▶ RECORD SET

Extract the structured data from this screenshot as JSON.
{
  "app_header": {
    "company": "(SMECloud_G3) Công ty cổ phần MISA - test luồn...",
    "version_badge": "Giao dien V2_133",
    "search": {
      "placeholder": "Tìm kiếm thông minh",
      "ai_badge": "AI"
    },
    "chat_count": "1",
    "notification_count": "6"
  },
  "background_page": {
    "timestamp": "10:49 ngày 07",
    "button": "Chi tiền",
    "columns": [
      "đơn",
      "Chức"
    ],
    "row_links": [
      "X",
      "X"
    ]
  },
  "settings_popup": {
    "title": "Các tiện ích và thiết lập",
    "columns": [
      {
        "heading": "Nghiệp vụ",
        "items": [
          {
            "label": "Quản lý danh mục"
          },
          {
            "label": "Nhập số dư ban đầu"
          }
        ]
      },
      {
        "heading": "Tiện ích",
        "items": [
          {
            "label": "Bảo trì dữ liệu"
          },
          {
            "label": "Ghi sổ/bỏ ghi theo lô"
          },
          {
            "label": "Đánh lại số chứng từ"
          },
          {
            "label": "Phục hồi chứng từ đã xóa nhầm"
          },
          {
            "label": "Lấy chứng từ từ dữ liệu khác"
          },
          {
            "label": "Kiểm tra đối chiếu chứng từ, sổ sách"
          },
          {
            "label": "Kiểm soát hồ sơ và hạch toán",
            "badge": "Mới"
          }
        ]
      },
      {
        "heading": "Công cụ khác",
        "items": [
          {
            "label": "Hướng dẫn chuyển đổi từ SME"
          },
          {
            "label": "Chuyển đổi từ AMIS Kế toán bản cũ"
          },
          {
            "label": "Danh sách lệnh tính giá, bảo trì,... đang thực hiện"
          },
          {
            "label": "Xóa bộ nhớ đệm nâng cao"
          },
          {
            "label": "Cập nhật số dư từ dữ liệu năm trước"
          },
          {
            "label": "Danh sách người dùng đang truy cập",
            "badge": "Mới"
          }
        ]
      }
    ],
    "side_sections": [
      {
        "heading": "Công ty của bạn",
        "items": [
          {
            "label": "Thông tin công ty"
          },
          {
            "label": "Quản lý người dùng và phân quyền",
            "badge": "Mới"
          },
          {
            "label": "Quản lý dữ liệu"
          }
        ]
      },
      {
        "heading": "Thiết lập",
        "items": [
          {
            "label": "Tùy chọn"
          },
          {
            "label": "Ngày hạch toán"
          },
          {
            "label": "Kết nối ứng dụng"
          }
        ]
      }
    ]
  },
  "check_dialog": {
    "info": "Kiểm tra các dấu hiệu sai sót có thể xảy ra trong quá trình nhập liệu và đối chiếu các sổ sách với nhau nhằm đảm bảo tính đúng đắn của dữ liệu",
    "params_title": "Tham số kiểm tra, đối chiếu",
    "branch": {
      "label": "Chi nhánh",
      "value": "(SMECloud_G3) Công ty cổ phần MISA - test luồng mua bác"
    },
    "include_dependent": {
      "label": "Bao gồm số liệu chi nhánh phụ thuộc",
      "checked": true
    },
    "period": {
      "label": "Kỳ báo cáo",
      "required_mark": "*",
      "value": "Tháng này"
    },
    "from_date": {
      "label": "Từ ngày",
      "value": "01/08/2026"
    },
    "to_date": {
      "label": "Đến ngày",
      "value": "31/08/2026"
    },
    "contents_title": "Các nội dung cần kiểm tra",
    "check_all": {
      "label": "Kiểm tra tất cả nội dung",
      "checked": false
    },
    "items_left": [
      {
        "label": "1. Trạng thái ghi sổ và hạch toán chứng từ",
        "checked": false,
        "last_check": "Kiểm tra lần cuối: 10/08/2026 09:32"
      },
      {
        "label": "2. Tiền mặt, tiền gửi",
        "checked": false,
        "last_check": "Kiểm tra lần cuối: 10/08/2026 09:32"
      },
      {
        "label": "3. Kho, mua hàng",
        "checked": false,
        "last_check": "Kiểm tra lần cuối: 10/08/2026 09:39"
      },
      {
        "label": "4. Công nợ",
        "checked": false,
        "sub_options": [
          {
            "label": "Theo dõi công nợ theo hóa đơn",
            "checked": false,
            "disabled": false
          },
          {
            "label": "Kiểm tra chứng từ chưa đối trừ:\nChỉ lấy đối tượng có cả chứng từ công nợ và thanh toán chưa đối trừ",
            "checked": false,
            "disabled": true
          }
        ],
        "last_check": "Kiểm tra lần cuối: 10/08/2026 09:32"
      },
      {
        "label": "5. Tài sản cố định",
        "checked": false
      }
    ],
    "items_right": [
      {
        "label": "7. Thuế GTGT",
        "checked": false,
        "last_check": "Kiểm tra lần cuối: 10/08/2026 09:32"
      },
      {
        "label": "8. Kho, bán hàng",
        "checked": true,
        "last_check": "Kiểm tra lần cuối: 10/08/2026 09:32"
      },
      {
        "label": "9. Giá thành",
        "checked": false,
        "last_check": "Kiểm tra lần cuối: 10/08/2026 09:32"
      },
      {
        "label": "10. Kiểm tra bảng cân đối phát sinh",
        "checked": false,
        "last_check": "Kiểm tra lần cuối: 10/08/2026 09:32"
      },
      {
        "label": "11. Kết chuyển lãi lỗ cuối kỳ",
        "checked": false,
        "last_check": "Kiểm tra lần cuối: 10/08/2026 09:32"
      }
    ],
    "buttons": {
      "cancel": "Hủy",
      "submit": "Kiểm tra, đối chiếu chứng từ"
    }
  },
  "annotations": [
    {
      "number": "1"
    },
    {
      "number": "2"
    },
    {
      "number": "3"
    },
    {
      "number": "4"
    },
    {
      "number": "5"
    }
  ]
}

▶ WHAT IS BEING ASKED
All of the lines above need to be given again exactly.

▶ RESPONSE
Extract the structured data from this screenshot as JSON.
{
  "app_header": {
    "company": "(SMECloud_G3) Công ty cổ phần MISA - test luồn...",
    "version_badge": "Giao dien V2_133",
    "search": {
      "placeholder": "Tìm kiếm thông minh",
      "ai_badge": "AI"
    },
    "chat_count": "1",
    "notification_count": "6"
  },
  "background_page": {
    "timestamp": "10:49 ngày 07",
    "button": "Chi tiền",
    "columns": [
      "đơn",
      "Chức"
    ],
    "row_links": [
      "X",
      "X"
    ]
  },
  "settings_popup": {
    "title": "Các tiện ích và thiết lập",
    "columns": [
      {
        "heading": "Nghiệp vụ",
        "items": [
          {
            "label": "Quản lý danh mục"
          },
          {
            "label": "Nhập số dư ban đầu"
          }
        ]
      },
      {
        "heading": "Tiện ích",
        "items": [
          {
            "label": "Bảo trì dữ liệu"
          },
          {
            "label": "Ghi sổ/bỏ ghi theo lô"
          },
          {
            "label": "Đánh lại số chứng từ"
          },
          {
            "label": "Phục hồi chứng từ đã xóa nhầm"
          },
          {
            "label": "Lấy chứng từ từ dữ liệu khác"
          },
          {
            "label": "Kiểm tra đối chiếu chứng từ, sổ sách"
          },
          {
            "label": "Kiểm soát hồ sơ và hạch toán",
            "badge": "Mới"
          }
        ]
      },
      {
        "heading": "Công cụ khác",
        "items": [
          {
            "label": "Hướng dẫn chuyển đổi từ SME"
          },
          {
            "label": "Chuyển đổi từ AMIS Kế toán bản cũ"
          },
          {
            "label": "Danh sách lệnh tính giá, bảo trì,... đang thực hiện"
          },
          {
            "label": "Xóa bộ nhớ đệm nâng cao"
          },
          {
            "label": "Cập nhật số dư từ dữ liệu năm trước"
          },
          {
            "label": "Danh sách người dùng đang truy cập",
            "badge": "Mới"
          }
        ]
      }
    ],
    "side_sections": [
      {
        "heading": "Công ty của bạn",
        "items": [
          {
            "label": "Thông tin công ty"
          },
          {
            "label": "Quản lý người dùng và phân quyền",
            "badge": "Mới"
          },
          {
            "label": "Quản lý dữ liệu"
          }
        ]
      },
      {
        "heading": "Thiết lập",
        "items": [
          {
            "label": "Tùy chọn"
          },
          {
            "label": "Ngày hạch toán"
          },
          {
            "label": "Kết nối ứng dụng"
          }
        ]
      }
    ]
  },
  "check_dialog": {
    "info": "Kiểm tra các dấu hiệu sai sót có thể xảy ra trong quá trình nhập liệu và đối chiếu các sổ sách với nhau nhằm đảm bảo tính đúng đắn của dữ liệu",
    "params_title": "Tham số kiểm tra, đối chiếu",
    "branch": {
      "label": "Chi nhánh",
      "value": "(SMECloud_G3) Công ty cổ phần MISA - test luồng mua bác"
    },
    "include_dependent": {
      "label": "Bao gồm số liệu chi nhánh phụ thuộc",
      "checked": true
    },
    "period": {
      "label": "Kỳ báo cáo",
      "required_mark": "*",
      "value": "Tháng này"
    },
    "from_date": {
      "label": "Từ ngày",
      "value": "01/08/2026"
    },
    "to_date": {
      "label": "Đến ngày",
      "value": "31/08/2026"
    },
    "contents_title": "Các nội dung cần kiểm tra",
    "check_all": {
      "label": "Kiểm tra tất cả nội dung",
      "checked": false
    },
    "items_left": [
      {
        "label": "1. Trạng thái ghi sổ và hạch toán chứng từ",
        "checked": false,
        "last_check": "Kiểm tra lần cuối: 10/08/2026 09:32"
      },
      {
        "label": "2. Tiền mặt, tiền gửi",
        "checked": false,
        "last_check": "Kiểm tra lần cuối: 10/08/2026 09:32"
      },
      {
        "label": "3. Kho, mua hàng",
        "checked": false,
        "last_check": "Kiểm tra lần cuối: 10/08/2026 09:39"
      },
      {
        "label": "4. Công nợ",
        "checked": false,
        "sub_options": [
          {
            "label": "Theo dõi công nợ theo hóa đơn",
            "checked": false,
            "disabled": false
          },
          {
            "label": "Kiểm tra chứng từ chưa đối trừ:\nChỉ lấy đối tượng có cả chứng từ công nợ và thanh toán chưa đối trừ",
            "checked": false,
            "disabled": true
          }
        ],
        "last_check": "Kiểm tra lần cuối: 10/08/2026 09:32"
      },
      {
        "label": "5. Tài sản cố định",
        "checked": false
      }
    ],
    "items_right": [
      {
        "label": "7. Thuế GTGT",
        "checked": false,
        "last_check": "Kiểm tra lần cuối: 10/08/2026 09:32"
      },
      {
        "label": "8. Kho, bán hàng",
        "checked": true,
        "last_check": "Kiểm tra lần cuối: 10/08/2026 09:32"
      },
      {
        "label": "9. Giá thành",
        "checked": false,
        "last_check": "Kiểm tra lần cuối: 10/08/2026 09:32"
      },
      {
        "label": "10. Kiểm tra bảng cân đối phát sinh",
        "checked": false,
        "last_check": "Kiểm tra lần cuối: 10/08/2026 09:32"
      },
      {
        "label": "11. Kết chuyển lãi lỗ cuối kỳ",
        "checked": false,
        "last_check": "Kiểm tra lần cuối: 10/08/2026 09:32"
      }
    ],
    "buttons": {
      "cancel": "Hủy",
      "submit": "Kiểm tra, đối chiếu chứng từ"
    }
  },
  "annotations": [
    {
      "number": "1"
    },
    {
      "number": "2"
    },
    {
      "number": "3"
    },
    {
      "number": "4"
    },
    {
      "number": "5"
    }
  ]
}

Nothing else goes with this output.